Yet it need not have happened. As an emergency tanker fleet is poised to start bringing in water from outside the Yorkshire Water region, a Government-commissioned report shows that the company has yet to exploit a huge water source on its own doorstep.
St Aidan's Pit, a vast, flooded open-cast coal mine five miles from Leeds, could provide 20,000 cubic metres of water a day - about the same amount that will soon be coming in on 200 road tankers from the water- rich Northumbrian region.
The report into Yorkshire's crisis, by consulting engineers Rofe, Kennard and Lapworth, says the water in the pit beside the River Aire "is reported to be of surprisingly good quality ... in our opinion this source could have been utilised earlier".
Yorkshire Water, weary from a long summer of criticism, said it was planning to use the pit if the drought continued. But there were problems in getting pumps and tankers to it, and it would have to be blended with cleaner water to be drinkable.
On Tuesday the company faces its critics at a public inquiry. It hopes to persuade a Government-appointed inspector that there is a case for an immediate emergency drought order. This would enable rota cuts to begin in the Halifax and Huddersfield areas, cutting off supply for 24 hours in every 48.
It would be the first time this has happened on the British mainland, although night timecut-offs were implemented inrural areas of Northern Ireland this summer.
Yorkshire Water managers are engaged in meetings with worried schools, hospitals, nursing homes and businesses which are dependent on water.
Leaflets this week will warn householders of the need to boil all drinking and food preparation water once the cuts begin, and to store water in clean, covered containers. Health officials have already warned ofpossible dysentery outbreaks.
West Yorkshire Area Health Authority's public health officer Chris Worth said: "I hope people don't chuck the leaflets in the bin, because there is a real danger of dysentery and food poisoning. It is crucial that people follow the health guidelines."
Local MPs have called for a state of emergency and for the Army to be brought in to help with the distribution of water. "Never mind whose fault it is, the fact is that a real disaster is about to happen here," said Barry Sheerman, Labour MP for Huddersfield. He agrees with Yorkshire Water that the public's response to the crisis had been deeply disappointing. While the company has been calling for a readily-achievable voluntary 25 per cent cut in household consumption, the response has varied from nought to 10 per cent.

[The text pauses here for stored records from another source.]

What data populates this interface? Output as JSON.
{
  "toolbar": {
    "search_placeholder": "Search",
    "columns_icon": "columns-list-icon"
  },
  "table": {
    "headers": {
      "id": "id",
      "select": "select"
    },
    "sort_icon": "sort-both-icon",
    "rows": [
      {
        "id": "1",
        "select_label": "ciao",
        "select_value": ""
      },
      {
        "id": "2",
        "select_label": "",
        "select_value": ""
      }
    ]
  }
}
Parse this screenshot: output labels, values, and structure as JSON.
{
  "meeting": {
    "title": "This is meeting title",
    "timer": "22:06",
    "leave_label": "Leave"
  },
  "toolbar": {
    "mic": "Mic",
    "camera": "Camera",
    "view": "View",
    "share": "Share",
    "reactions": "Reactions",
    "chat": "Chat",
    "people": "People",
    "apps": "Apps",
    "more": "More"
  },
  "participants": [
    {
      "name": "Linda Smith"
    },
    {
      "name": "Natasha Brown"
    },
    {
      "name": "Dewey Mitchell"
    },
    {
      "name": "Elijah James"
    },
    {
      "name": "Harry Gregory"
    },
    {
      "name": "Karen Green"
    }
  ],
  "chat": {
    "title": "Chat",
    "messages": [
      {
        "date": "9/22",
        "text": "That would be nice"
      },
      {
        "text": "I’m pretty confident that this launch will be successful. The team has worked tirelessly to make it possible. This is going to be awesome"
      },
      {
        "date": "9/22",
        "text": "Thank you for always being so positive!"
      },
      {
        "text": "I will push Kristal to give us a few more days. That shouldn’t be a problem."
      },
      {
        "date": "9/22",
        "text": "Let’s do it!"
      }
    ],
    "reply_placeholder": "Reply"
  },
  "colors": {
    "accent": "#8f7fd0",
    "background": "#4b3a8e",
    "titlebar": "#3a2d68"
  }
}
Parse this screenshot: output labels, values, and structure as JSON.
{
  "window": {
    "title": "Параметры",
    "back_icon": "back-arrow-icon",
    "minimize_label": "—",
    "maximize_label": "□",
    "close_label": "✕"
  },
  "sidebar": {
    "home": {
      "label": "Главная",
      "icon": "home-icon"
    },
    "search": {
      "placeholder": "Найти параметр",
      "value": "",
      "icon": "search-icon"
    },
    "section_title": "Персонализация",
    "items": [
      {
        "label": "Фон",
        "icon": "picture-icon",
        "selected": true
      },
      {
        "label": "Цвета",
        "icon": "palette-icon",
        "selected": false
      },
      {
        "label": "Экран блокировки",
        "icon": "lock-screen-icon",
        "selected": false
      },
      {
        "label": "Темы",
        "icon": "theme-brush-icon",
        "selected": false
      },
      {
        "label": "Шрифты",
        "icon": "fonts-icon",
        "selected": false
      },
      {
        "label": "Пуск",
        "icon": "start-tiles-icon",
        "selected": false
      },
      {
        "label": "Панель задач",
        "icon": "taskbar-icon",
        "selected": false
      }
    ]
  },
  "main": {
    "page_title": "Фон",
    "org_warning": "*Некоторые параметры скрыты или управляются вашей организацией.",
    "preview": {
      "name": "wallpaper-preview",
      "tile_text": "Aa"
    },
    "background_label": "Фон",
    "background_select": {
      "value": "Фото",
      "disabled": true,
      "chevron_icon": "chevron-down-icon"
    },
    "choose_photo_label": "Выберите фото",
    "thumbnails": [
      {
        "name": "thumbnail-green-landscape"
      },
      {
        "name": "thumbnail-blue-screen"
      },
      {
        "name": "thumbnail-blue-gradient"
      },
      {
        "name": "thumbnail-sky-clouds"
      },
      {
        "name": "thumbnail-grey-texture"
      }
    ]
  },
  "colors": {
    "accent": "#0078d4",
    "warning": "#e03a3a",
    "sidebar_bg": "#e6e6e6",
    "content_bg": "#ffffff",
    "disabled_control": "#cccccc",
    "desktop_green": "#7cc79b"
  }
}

"There's a deep psychological problem following privatisation of water. People think 'Why the hell should we economise?'" said Mr Sheerman. "There isn't much loyalty."
After an extremely dry summer the autumn rain has failed to fall in substantial quantities over the worst affected areas. Several reservoirs are completely empty. Meanwhile, Yorkshire Water has promised to cut its leakage rate from 26 to 24 per cent by 1998.